As the youngest of five children father helped his mother do the housework — mostly bouncing on the beds as she was working in the bedrooms. One time he bounced off and fell on the edge of a metal dustpan, cutting his leg. Grandmother washed his cut, put liniment on it and a bandage. Unfortunately, he continued to play out in the barn and developed a serious infection. When his parents realized how badly off he was, they took him to a doctor who discovered that the maggots from the barn had gotten into his cut and had eaten the infection that had gone all the way to the bone.
Another time, when he was about eight or nine, he was on a farm wagon out on the range and jumped off before he was given the okay to do so. He jumped into a nest of rattlesnakes. As soon as he was aware of where he had jumped, he was lucky to be able to scramble out amid a tremendous whirring and thrashing of sounds. He always looked carefully after that.
Father’s first day at school was memorable. It began with eager anticipation and ended quite differently. In his excitement, he was spanked by the strict teacher for making too much noise. His response was to reach up and pull her nose! He was expelled and not allowed to return until the following year. At that point, father determined that educators need to teach children, not just their subject matter. His enthusiasm could have been used positive if only it had been guided in the right direction. This incident became one of the most driving forces in his pursuit of a career.
When father went to high school after he finished grade school at Buffalo Flats, he had to ride many miles into Long Pine on horseback. One of the townspeople told a friend that he could set his watch by father’s arrival every morning. Long Pine had only eleven grades, so father had to go to Doane Academy to finish the twelfth grade. He probably would have stayed to finish college there, but his cousin (who was the new minister at the First Presbyterian Church in Hastings), invited him to come to stay with his family so that he could attend Hastings College.
Father had a very “carrying” voice and we often joked that he did not need to pay any long distance bills because people could hear him in the next county. I always felt he could probably have had an excellent singing voice if had he had any vocal training.
My grandmother was a dynamo, and a most supportive mother. She never went to bed until father had completed his homework. She would crochet or mend clothes, but never left him until he had finished. We later found out that she had never gone to school and was illiterate. She had lost her mother, who died in childbirth, and her father had remarried. Consequently, my grandmother became the caretaker of all the new babies. Her new stepmother would annually tell her that she could go to school the next year, but that she was needed around the house this year. Grandmother told my mother that she would hide behind the curtains crying, while she watched her stepbrothers and sisters going off to school and she had to stay home. Tragically, she was never given the opportunity to go to school. After grandmother was married, my grandfather taught her how to write her name so she could sign checks. She vowed that her children would be given the opportunity of getting not only a secondary education but also of going off to college.

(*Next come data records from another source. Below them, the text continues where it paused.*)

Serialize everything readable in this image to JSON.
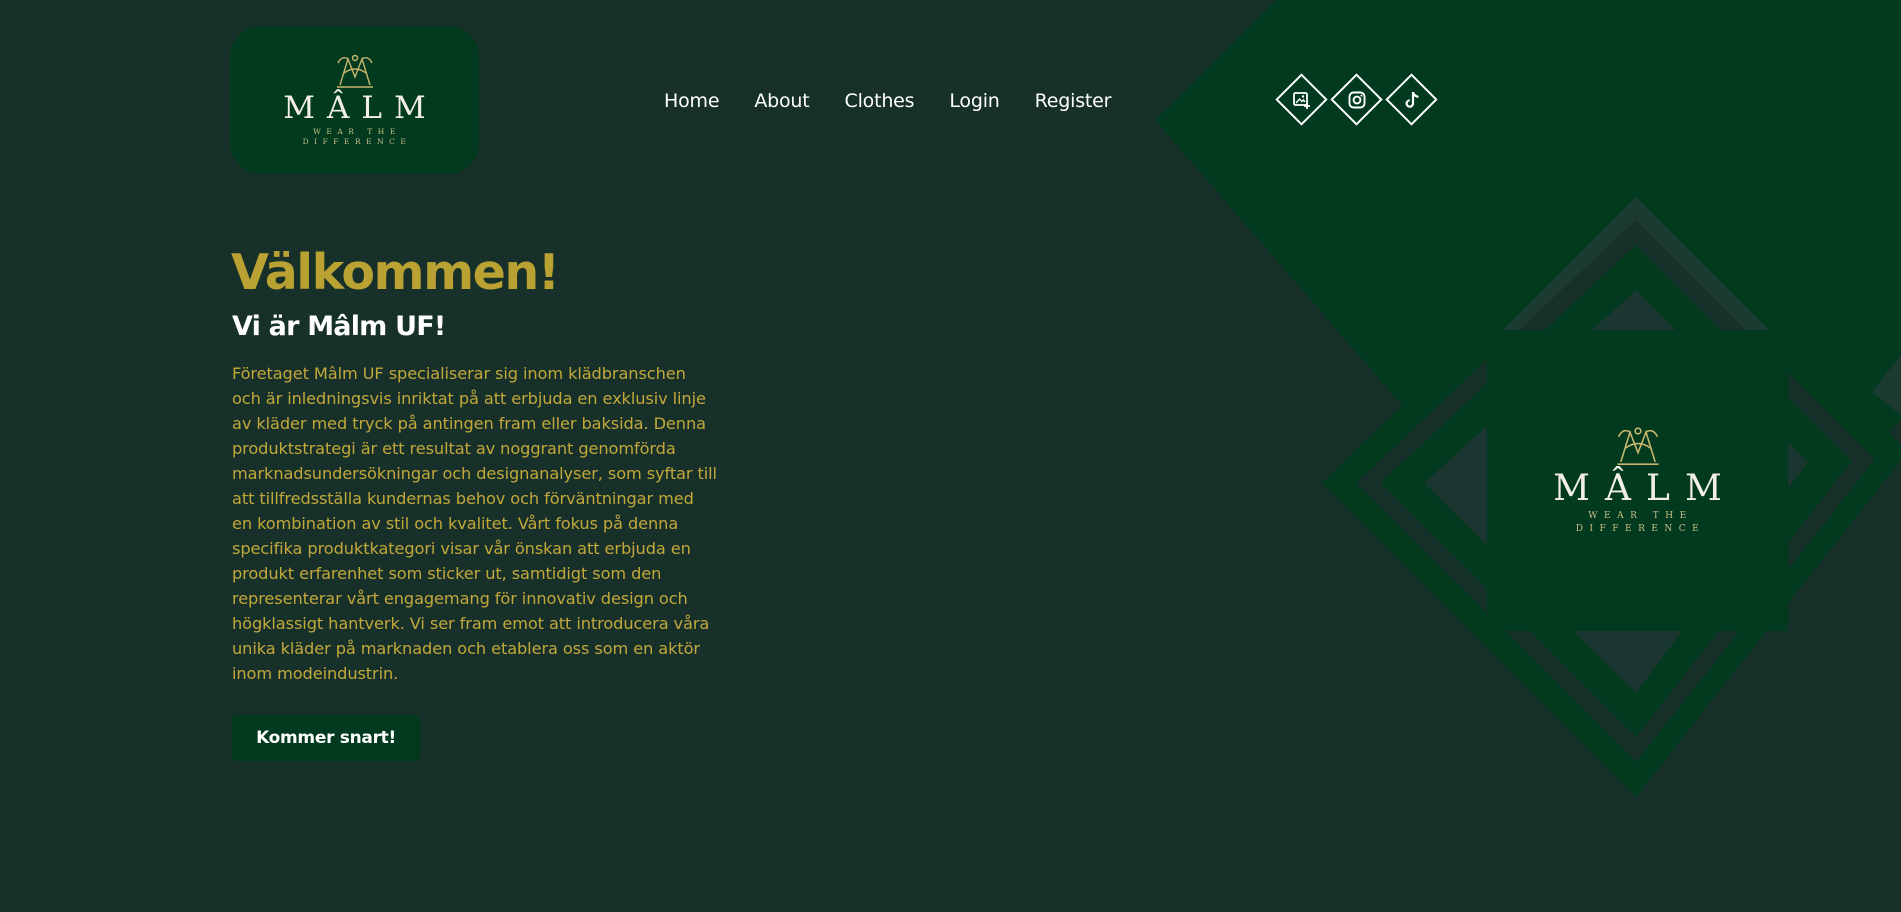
{
  "brand": {
    "name": "MÂLM",
    "tagline": "WEAR THE DIFFERENCE"
  },
  "nav": {
    "items": [
      {
        "label": "Home"
      },
      {
        "label": "About"
      },
      {
        "label": "Clothes"
      },
      {
        "label": "Login"
      },
      {
        "label": "Register"
      }
    ]
  },
  "socials": [
    {
      "icon": "add-photo-icon"
    },
    {
      "icon": "instagram-icon"
    },
    {
      "icon": "tiktok-icon"
    }
  ],
  "hero": {
    "title": "Välkommen!",
    "subtitle": "Vi är Mâlm UF!",
    "body": "Företaget Mâlm UF specialiserar sig inom klädbranschen och är inledningsvis inriktat på att erbjuda en exklusiv linje av kläder med tryck på antingen fram eller baksida. Denna produktstrategi är ett resultat av noggrant genomförda marknadsundersökningar och designanalyser, som syftar till att tillfredsställa kundernas behov och förväntningar med en kombination av stil och kvalitet. Vårt fokus på denna specifika produktkategori visar vår önskan att erbjuda en produkt erfarenhet som sticker ut, samtidigt som den representerar vårt engagemang för innovativ design och högklassigt hantverk. Vi ser fram emot att introducera våra unika kläder på marknaden och etablera oss som en aktör inom modeindustrin.",
    "cta_label": "Kommer snart!"
  },
  "colors": {
    "background": "#17302a",
    "deep_green": "#013a1e",
    "gold": "#b9a232",
    "text_gold": "#c2a83a",
    "white": "#ffffff"
  }
}
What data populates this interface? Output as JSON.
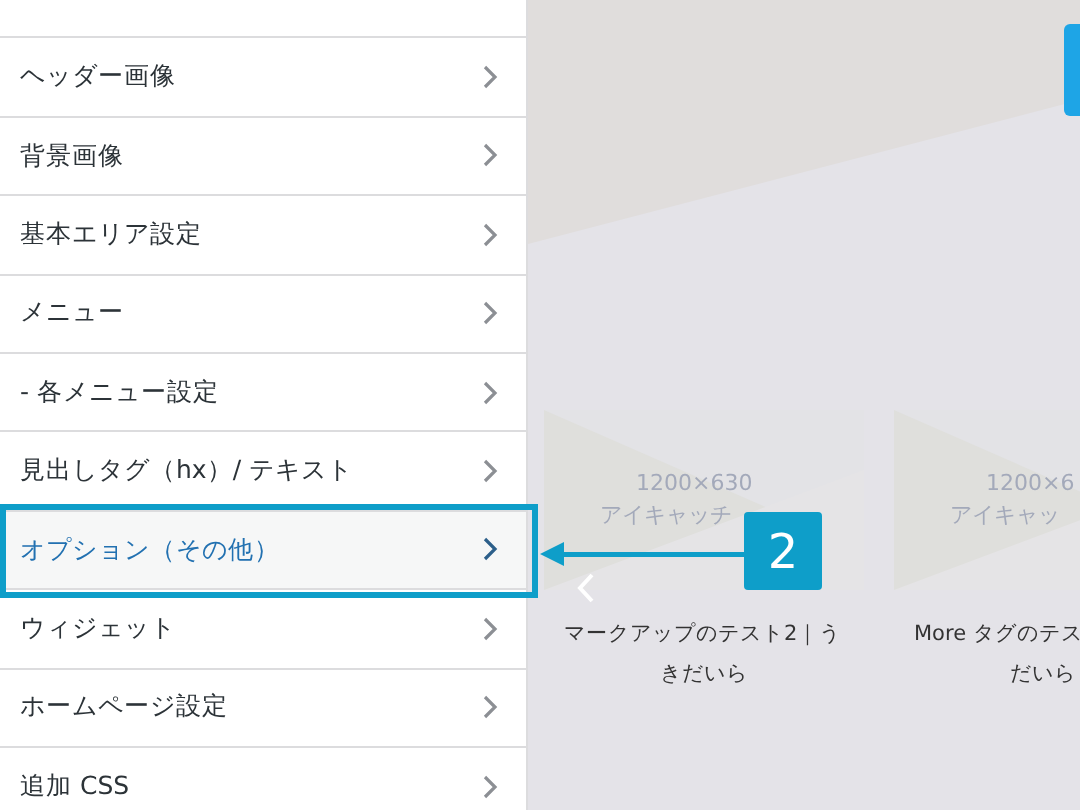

Father’s next older brother became a physician with a large practice in Ogallala, Nebraska. The still older brothers kept up the ranch, and his oldest sibling, a girl, attended the University but only for one year, much to grandmother’s dismay, because she had fallen in love with the hired man at the ranch and wanted to get married. One of father’s older brothers had had scarlet fever when he was a child, sustaining such a severe fever that he never recovered mentally. He remained an eight- or nine-year old mentally, but had a tremendous affinity for animals, and was able to take care of them better than anyone else on the ranch. The ranch money came from the sale of mules to the government. In those days the army used mules for transporting supplies.
The changes that have occurred in over a hundred years are staggering, but the underlying character traits that sustained the Weyer family will endure for years to come. It has been an honor to see the influence that my father has had on many lives.